While many high school students are still undecided about their future careers, Nevis senior Josiah Bloom is pursuing his dream of making a difference in the world through law and politics.
He recently returned from a week in Washington, DC, where he attended the Washington Media and Journalism Conference.
A civics class in 2019 sparked Bloom’s interest in law and politics.
“I hope to make a difference in the social justice field,” he said. “In 2020, with the death of George Floyd, I thought that’s why I had to be in this field, to be able to directly help people like that. I come from a racially diverse group of stepfamily members. They are not related by blood, but they’re related. My grandfather is Mexican and I have black and Native American relatives. So we have issues that directly affect us. Seeing it firsthand affected me.”
Bloom is taking college classes while in high school and plans to major in political science when she continues her college education next fall.
“When I graduate from college, I want to go to law school,” she said. “I want to be a civil rights lawyer for a couple of years and then go into politics.”
Josiah Bloom plans to major in political science. During his trip to DC he learned about journalism, which he said will help him in his career.
Contributed / Josiah Bloom
After receiving an invitation to apply to attend the conference in DC, I knew this was something I wanted to do. “It cost $2,500 plus tickets and things to travel,” he said. “My mom and my grandmother, Jodi Rubio, helped me so I could go.”
Bloom said learning about journalism will help her in her political career.
“We learned a lot about the inside view of how journalism really works from top-notch reporters,” he said. “Brian Lamb, the founder of C-Span, came to talk to us. As a politician, you need to know these things in order to navigate your own career.”
In addition to the sessions and speakers, Bloom said she learned a lot from other students who attended the conference.
“Networking and making connections was definitely the most influential part of the conference,” he said. “I’ve met a lot of great people and we’ll keep in touch.”
The exhibits at the Holocaust Museum, including this one on the shoes of those who lost their lives in the concentration camps, had an impact on Josiah Bloom, who hopes a career in politics or law will help those affected by racism.
Contributed / Josiah Bloom
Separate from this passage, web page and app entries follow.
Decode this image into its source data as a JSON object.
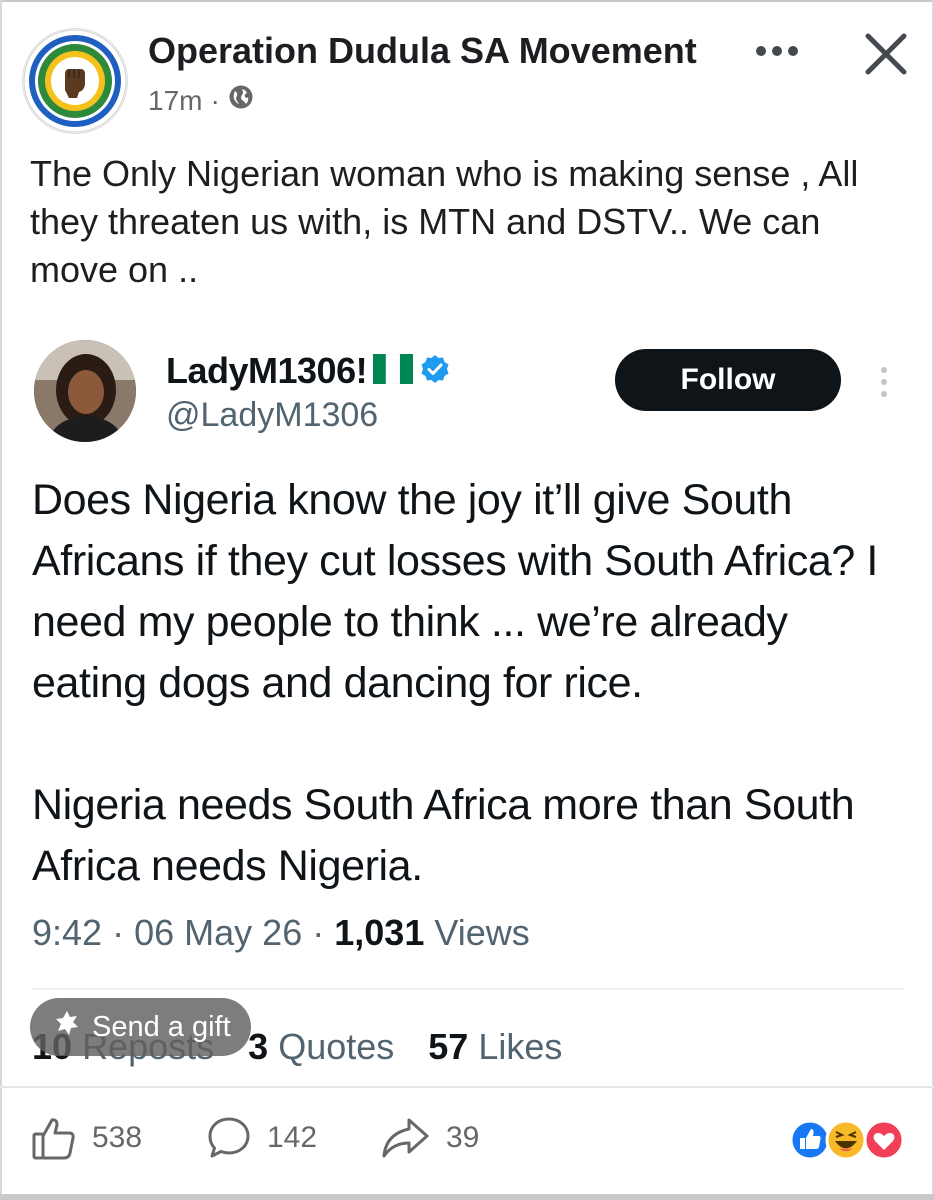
{
  "post": {
    "page_name": "Operation Dudula SA Movement",
    "time": "17m",
    "meta_sep": "·",
    "caption": "The Only Nigerian woman who is making sense , All they threaten us with, is MTN and DSTV.. We can move on .."
  },
  "tweet": {
    "display_name": "LadyM1306!",
    "handle": "@LadyM1306",
    "follow_label": "Follow",
    "paragraph_1": "Does Nigeria know the joy it’ll give South Africans if they cut losses with South Africa? I need my people to think ... we’re already eating dogs and dancing for rice.",
    "paragraph_2": "Nigeria needs South Africa more than South Africa needs Nigeria.",
    "time": "9:42",
    "date": "06 May 26",
    "dot": "·",
    "views_count": "1,031",
    "views_label": "Views",
    "reposts_count": "10",
    "reposts_label": "Reposts",
    "quotes_count": "3",
    "quotes_label": "Quotes",
    "likes_count": "57",
    "likes_label": "Likes"
  },
  "overlay": {
    "send_gift_label": "Send a gift"
  },
  "actions": {
    "likes": "538",
    "comments": "142",
    "shares": "39"
  },
  "colors": {
    "text": "#1c1e21",
    "secondary": "#65676b",
    "tweet_text": "#0f1419",
    "tweet_secondary": "#536471",
    "verified": "#1d9bf0",
    "like_blue": "#1877f2",
    "love_red": "#f33e58",
    "haha_yellow": "#f7b928"
  },
  "icons": {
    "globe": "globe-icon",
    "more": "more-horizontal-icon",
    "close": "close-icon",
    "verified": "verified-badge-icon",
    "flag": "nigeria-flag-icon",
    "gift": "gift-icon",
    "like": "thumbs-up-icon",
    "comment": "comment-icon",
    "share": "share-icon"
  }
}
Touring the Holocaust museum was also a shocking part of the tour. “It was a tough experience, especially since we found out that I have some Jewish ancestry,” she said. “Seeing the shoes, the crematoria, maybe some of my ancestors went through that.”